Given this, I now feel that it doesn’t matter what “textbook” we order or plunge into from one term to another: The most important text my students will have in their library will be the 99¢ single subject notebook from Walgreen’s (or the Moleskine, if they care to splurge) in which they scribble these “bloody white dove” moments, “magic tricks gone a wry” as they randomly occur or recall them. There’s no single text that I can find or have found that can teach a writer to cultivate the active attention and intention that comes with noting or discovering them.

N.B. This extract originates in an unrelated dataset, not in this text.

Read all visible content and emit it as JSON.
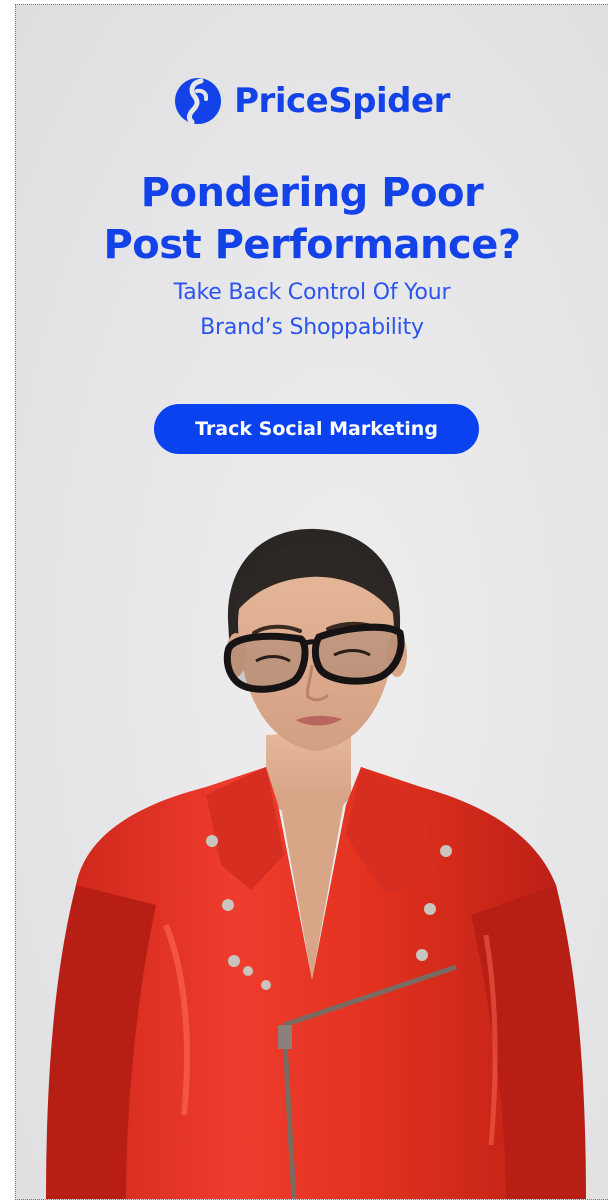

In the process of recognizing these jewels of experience for what they are, we begin noting the light they give off when glimpsed at this way, or the prism that hits the page when you slant it this other way. An attentive presence, with ears and eyes so attuned to life’s ‘perfect pitch’ delivery, combined with, sure, of course, a copy of Strunk and White, a good dictionary, and the nerve to read your clunky prose aloud in the yawning silence of your own room (or car, as I’ve had to do now and then), and I’ve little doubt a writer’s prose can achieve its musical moments. With the proper care and attention, you can play Joan Didion’s “grammar piano” to the tune that causes your reader to experience the mystery of prose singing under and on his or her skin.
My role in the workshop many nights feels like an unadorned privilege. I have the opportunity to aid other writers in a process not just of construction, but discovery. I get to work alongside them – our pickaxe’s swinging – as we mine our lives for the moments that have caused the blood to pulse and pound in our ears and bellies and chests a little harder. Did the doves flinch or shudder on the table after they landed? Or were they just white lumps of dead weight, plopping to earth?
We know these moments by a marked cadence, their unusual arrival and rhythm as they flow into the running stream of our lives, clarifying for us that universal melody, the song of, to paraphrase Mary Oliver, “the world offering itself to your imagination, calling to you like the wild geese, harsh and exciting – over and over announcing your place in the family of things.”
(Jonathan received permission from his student to quote from and refer to this particular essay from his workshop.)
Jonathan J. Bower is a writer, songwriter, father, and creative writing instructor living in Anchorage. He is currently trying to survive the final days of a Kickstarter campaign intended to cover the post-production costs of his new album, Hope, Alaska, which will be officially released in late October. If you’re interested in previewing his music, you can visit his Kickstarter page, https://www.kickstarter.com/projects/1606719488/hope-alaska-album-release or his website, www.jonathanjbower.com . Register now for his three-hour 49 Writers workshop Our Stories and Their Songs on Oct. 11.